● **Exercise brief**: Each line of the material below that holds the word "value" needs to be copied.

● ● ● ● ● ● ●

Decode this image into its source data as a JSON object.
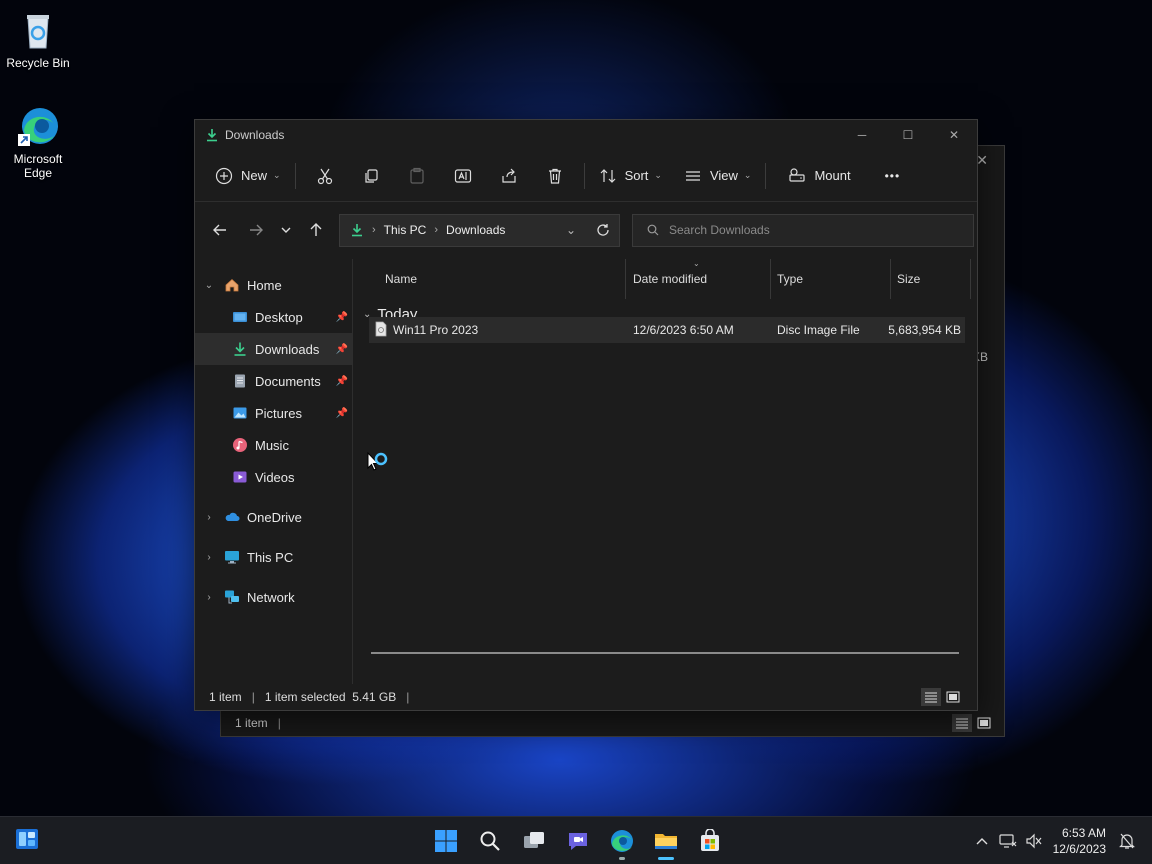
{
  "desktop": {
    "icons": [
      {
        "label": "Recycle Bin",
        "icon": "recycle-bin-icon"
      },
      {
        "label_line1": "Microsoft",
        "label_line2": "Edge",
        "icon": "edge-icon"
      }
    ]
  },
  "back_window": {
    "status_items": "1 item",
    "partial_size_text": "KB"
  },
  "window": {
    "title": "Downloads",
    "controls": {
      "minimize": "─",
      "maximize": "☐",
      "close": "✕"
    },
    "toolbar": {
      "new_label": "New",
      "sort_label": "Sort",
      "view_label": "View",
      "mount_label": "Mount",
      "more_label": "•••"
    },
    "address": {
      "segments": [
        "This PC",
        "Downloads"
      ]
    },
    "search": {
      "placeholder": "Search Downloads"
    },
    "sidebar": {
      "home": "Home",
      "quick_access": [
        {
          "label": "Desktop",
          "icon": "desktop-icon",
          "pinned": true
        },
        {
          "label": "Downloads",
          "icon": "downloads-icon",
          "pinned": true,
          "selected": true
        },
        {
          "label": "Documents",
          "icon": "documents-icon",
          "pinned": true
        },
        {
          "label": "Pictures",
          "icon": "pictures-icon",
          "pinned": true
        },
        {
          "label": "Music",
          "icon": "music-icon",
          "pinned": false
        },
        {
          "label": "Videos",
          "icon": "videos-icon",
          "pinned": false
        }
      ],
      "onedrive": "OneDrive",
      "this_pc": "This PC",
      "network": "Network"
    },
    "columns": {
      "name": "Name",
      "date": "Date modified",
      "type": "Type",
      "size": "Size"
    },
    "group": "Today",
    "files": [
      {
        "name": "Win11 Pro 2023",
        "date": "12/6/2023 6:50 AM",
        "type": "Disc Image File",
        "size": "5,683,954 KB"
      }
    ],
    "status": {
      "items": "1 item",
      "selected": "1 item selected  5.41 GB"
    }
  },
  "taskbar": {
    "time": "6:53 AM",
    "date": "12/6/2023"
  },
  "colors": {
    "accent": "#4cc2ff",
    "window_bg": "#1c1c1c",
    "selected_row": "#2b2b2b"
  }
}
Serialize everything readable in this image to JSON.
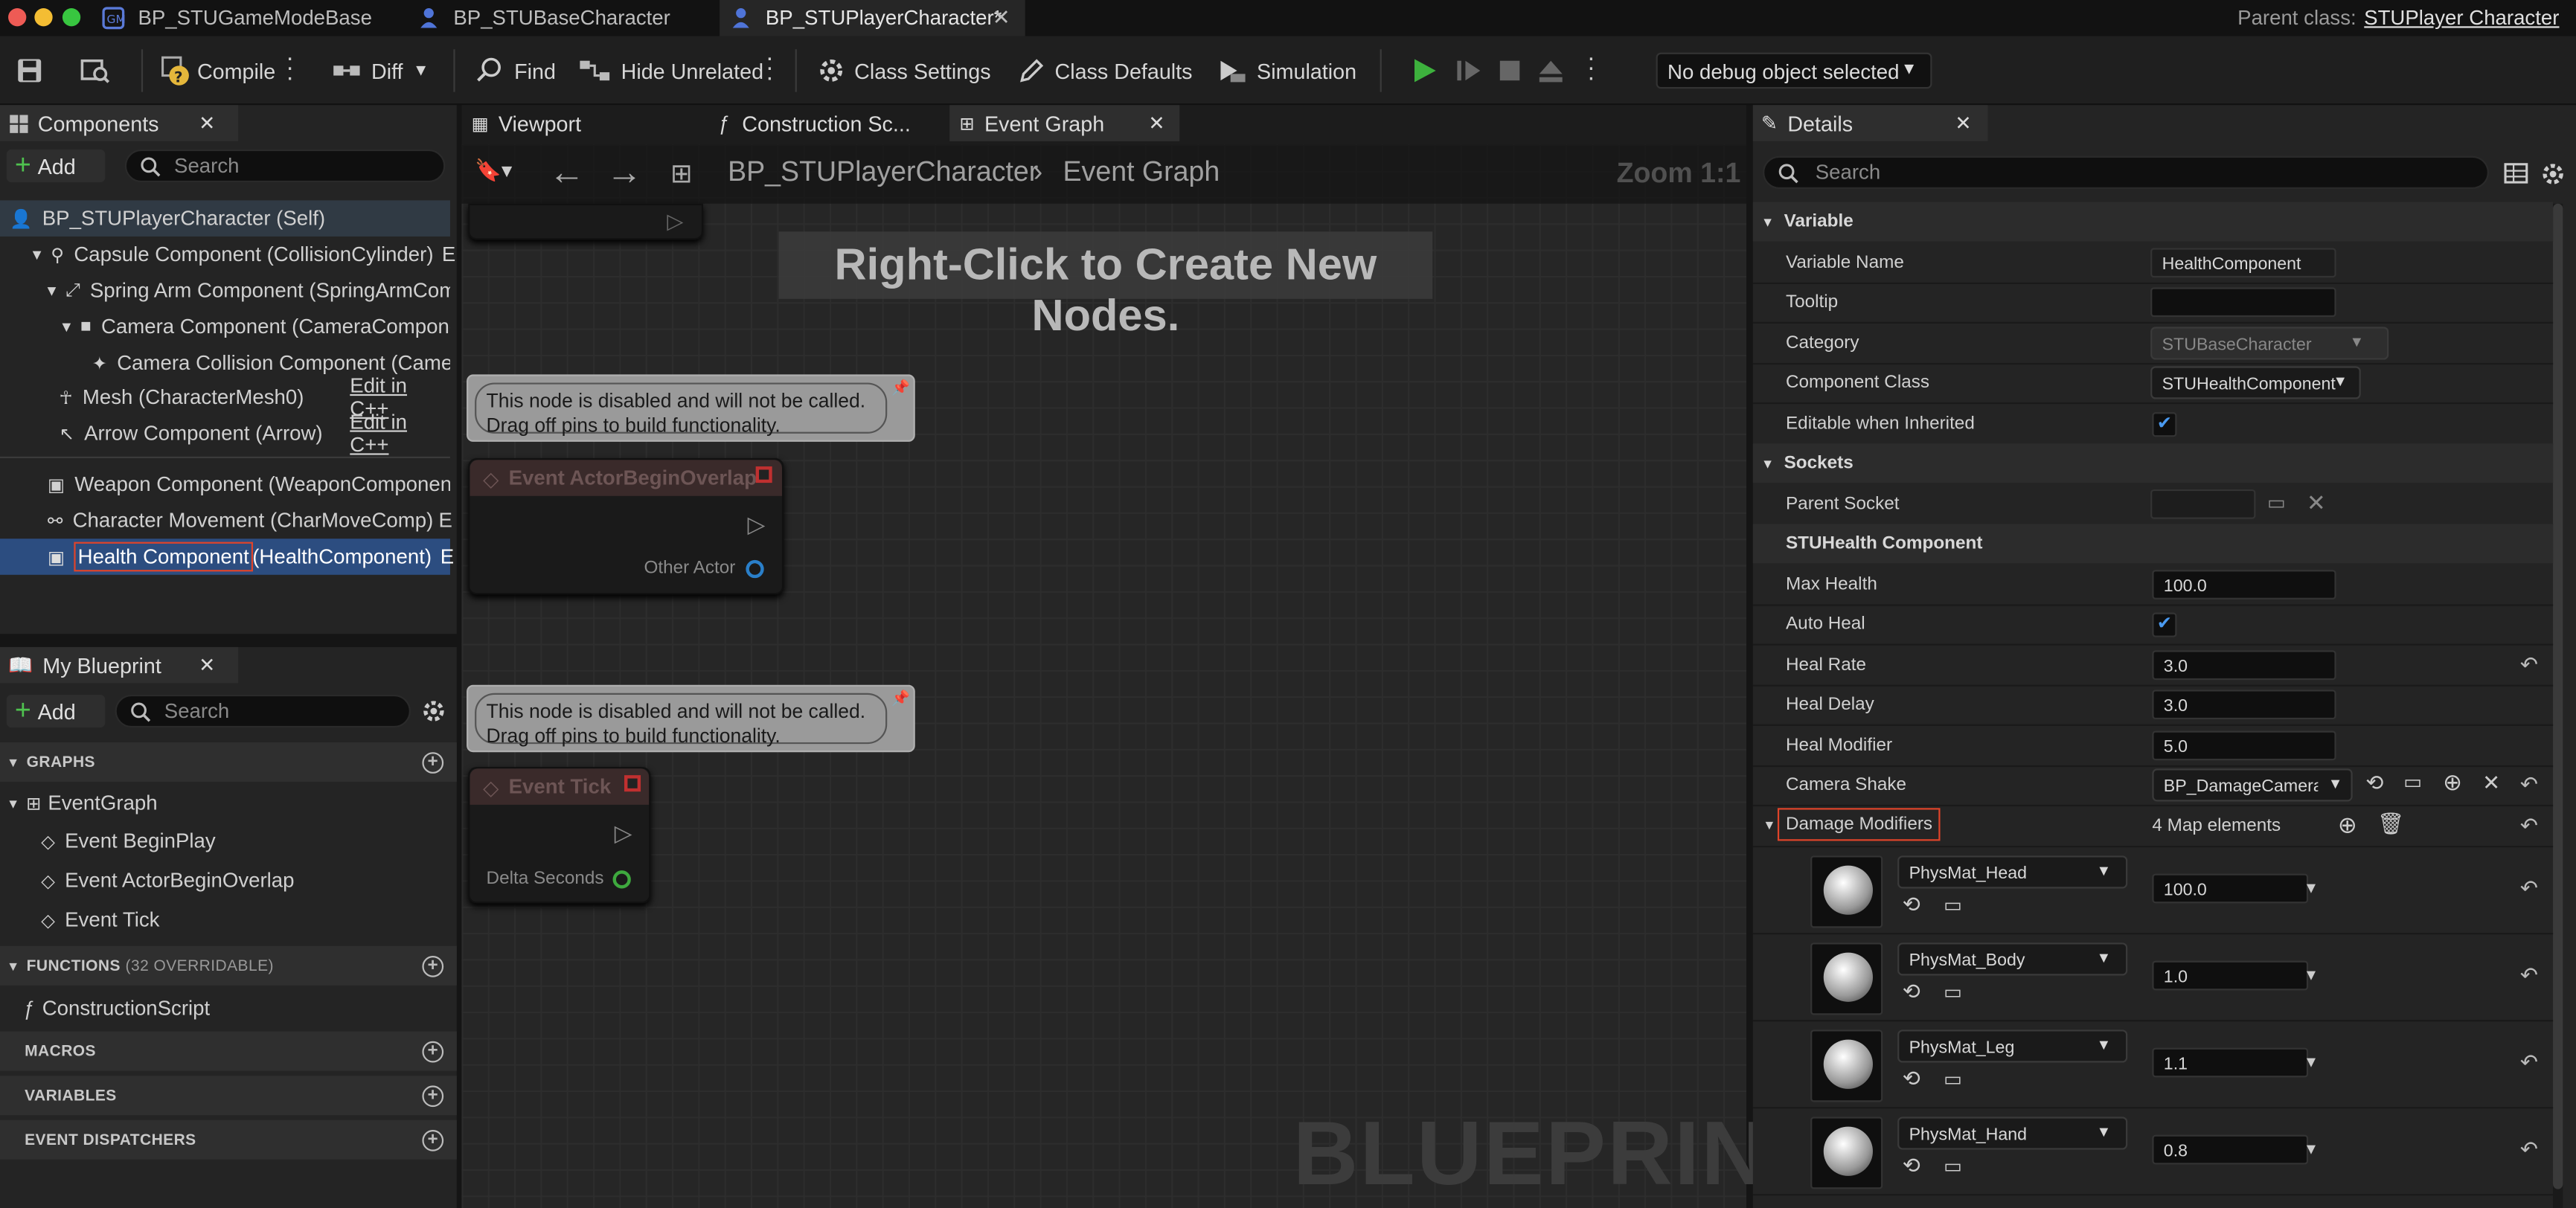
{
  "tabs": [
    {
      "label": "BP_STUGameModeBase"
    },
    {
      "label": "BP_STUBaseCharacter"
    },
    {
      "label": "BP_STUPlayerCharacter*"
    }
  ],
  "parent_class": {
    "label": "Parent class:",
    "value": "STUPlayer Character"
  },
  "toolbar": {
    "compile": "Compile",
    "diff": "Diff",
    "find": "Find",
    "hide_unrelated": "Hide Unrelated",
    "class_settings": "Class Settings",
    "class_defaults": "Class Defaults",
    "simulation": "Simulation",
    "debug": "No debug object selected"
  },
  "components": {
    "title": "Components",
    "add": "Add",
    "search_placeholder": "Search",
    "items": [
      {
        "label": "BP_STUPlayerCharacter (Self)"
      },
      {
        "label": "Capsule Component (CollisionCylinder)",
        "suffix": "E"
      },
      {
        "label": "Spring Arm Component (SpringArmCom"
      },
      {
        "label": "Camera Component (CameraCompone"
      },
      {
        "label": "Camera Collision Component (Came"
      },
      {
        "label": "Mesh (CharacterMesh0)",
        "edit": "Edit in C++"
      },
      {
        "label": "Arrow Component (Arrow)",
        "edit": "Edit in C++"
      },
      {
        "label": "Weapon Component (WeaponComponent)"
      },
      {
        "label": "Character Movement (CharMoveComp)",
        "suffix": "E"
      },
      {
        "label_a": "Health Component",
        "label_b": " (HealthComponent)",
        "suffix": "E"
      }
    ]
  },
  "my_blueprint": {
    "title": "My Blueprint",
    "add": "Add",
    "search_placeholder": "Search",
    "graphs": "GRAPHS",
    "event_graph": "EventGraph",
    "events": [
      "Event BeginPlay",
      "Event ActorBeginOverlap",
      "Event Tick"
    ],
    "functions": "FUNCTIONS",
    "functions_note": "(32 OVERRIDABLE)",
    "construction": "ConstructionScript",
    "macros": "MACROS",
    "variables": "VARIABLES",
    "dispatchers": "EVENT DISPATCHERS"
  },
  "graph_tabs": [
    "Viewport",
    "Construction Sc...",
    "Event Graph"
  ],
  "graph": {
    "breadcrumb_root": "BP_STUPlayerCharacter",
    "breadcrumb_leaf": "Event Graph",
    "zoom": "Zoom 1:1",
    "hint": "Right-Click to Create New Nodes.",
    "comment_line1": "This node is disabled and will not be called.",
    "comment_line2": "Drag off pins to build functionality.",
    "node1_title": "Event ActorBeginOverlap",
    "node1_pin": "Other Actor",
    "node2_title": "Event Tick",
    "node2_pin": "Delta Seconds",
    "watermark": "BLUEPRINT"
  },
  "details": {
    "title": "Details",
    "search_placeholder": "Search",
    "sec_variable": "Variable",
    "variable_name_label": "Variable Name",
    "variable_name": "HealthComponent",
    "tooltip_label": "Tooltip",
    "category_label": "Category",
    "category": "STUBaseCharacter",
    "component_class_label": "Component Class",
    "component_class": "STUHealthComponent",
    "editable_label": "Editable when Inherited",
    "sec_sockets": "Sockets",
    "parent_socket_label": "Parent Socket",
    "sec_health": "STUHealth Component",
    "max_health_label": "Max Health",
    "max_health": "100.0",
    "auto_heal_label": "Auto Heal",
    "heal_rate_label": "Heal Rate",
    "heal_rate": "3.0",
    "heal_delay_label": "Heal Delay",
    "heal_delay": "3.0",
    "heal_modifier_label": "Heal Modifier",
    "heal_modifier": "5.0",
    "camera_shake_label": "Camera Shake",
    "camera_shake": "BP_DamageCameraS",
    "damage_modifiers_label": "Damage Modifiers",
    "map_count": "4 Map elements",
    "modifiers": [
      {
        "key": "PhysMat_Head",
        "value": "100.0"
      },
      {
        "key": "PhysMat_Body",
        "value": "1.0"
      },
      {
        "key": "PhysMat_Leg",
        "value": "1.1"
      },
      {
        "key": "PhysMat_Hand",
        "value": "0.8"
      }
    ]
  }
}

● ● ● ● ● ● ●

● **Task output**:
    "value": "STUPlayer Character"
        "value": "100.0"
        "value": "1.0"
        "value": "1.1"
        "value": "0.8"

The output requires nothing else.